The bulk of the smog choking Chinese cities is belched out by commercial trucks, but authorities have put off enforcing tougher emissions standards to spare small businesses the burden of paying for cleaner engines.
‘‘It is not a problem of technology. It’s more about consumer affordability. Increasing the emissions standard greatly increases the cost,’’ said John Zeng, Asia-Pacific director for LMC Automotive Ltd., a research firm. ‘‘Most buyers are small business owners, and they are very price-sensitive.’’
Upgrading to cleaner engines would cost about 20,000 yuan ($3,200), adding about 8 percent to a typical sticker price of a vehicle, according to Zeng.
The haze even inspired a song parody, widely circulated online. ‘‘Thick haze permeates every street in Beijing, the pollutant index is worse than the charts can read. I'm surrounded by buildings in a fairyland and I see people wearing masks all over the city,’’ go the lyrics. ‘‘Who is traveling in fog and who is crying in fog? Who is struggling in fog and who is suffocating in fog?’’

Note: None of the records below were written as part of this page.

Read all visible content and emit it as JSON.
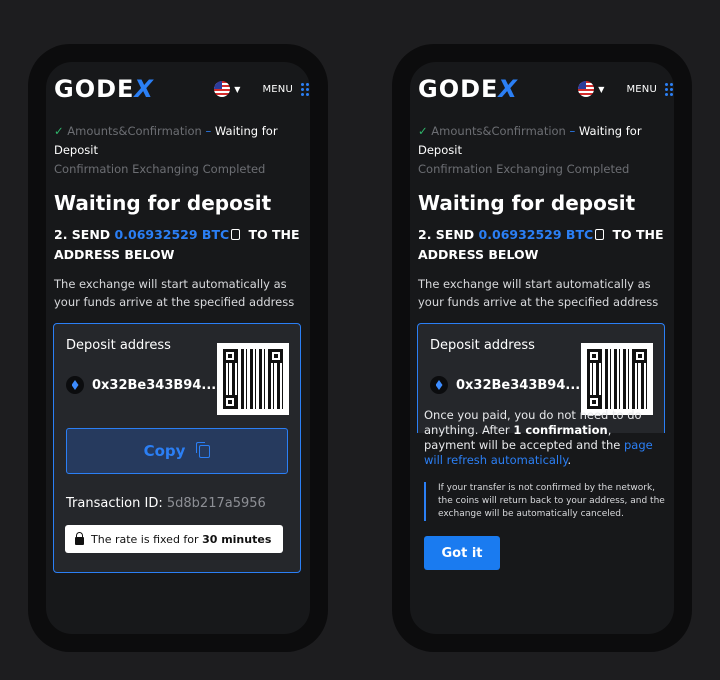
{
  "brand": {
    "logo_main": "GODE",
    "logo_accent": "X"
  },
  "header": {
    "menu_label": "MENU",
    "language_flag": "us-flag-icon"
  },
  "steps": {
    "step1": "Amounts&Confirmation",
    "step2": "Waiting for Deposit",
    "step3": "Confirmation",
    "step4": "Exchanging",
    "step5": "Completed"
  },
  "page": {
    "title": "Waiting for deposit",
    "send_prefix": "2. SEND",
    "amount": "0.06932529 BTC",
    "send_suffix": "TO THE",
    "send_suffix2": "ADDRESS BELOW",
    "description": "The exchange will start automatically as your funds arrive at the specified address"
  },
  "deposit": {
    "label": "Deposit address",
    "address": "0x32Be343B94...",
    "copy_label": "Copy",
    "tx_label": "Transaction ID:",
    "tx_value": "5d8b217a5956",
    "rate_prefix": "The rate is fixed for",
    "rate_bold": "30 minutes"
  },
  "notice": {
    "p1": "Once you paid, you do not need to do anything. After",
    "p1_bold": "1 confirmation",
    "p1_cont": ", payment will be accepted and the",
    "p1_link": "page will refresh automatically",
    "p1_end": ".",
    "warning": "If your transfer is not confirmed by the network, the coins will return back to your address, and the exchange will be automatically canceled.",
    "button": "Got it"
  },
  "colors": {
    "accent": "#2b7ff5",
    "check": "#2fb46a",
    "background": "#17181a"
  }
}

Associated Press writers Louise Watt and Joe McDonald and researchers Flora Ji and Yu Bing in Beijing contributed to this report.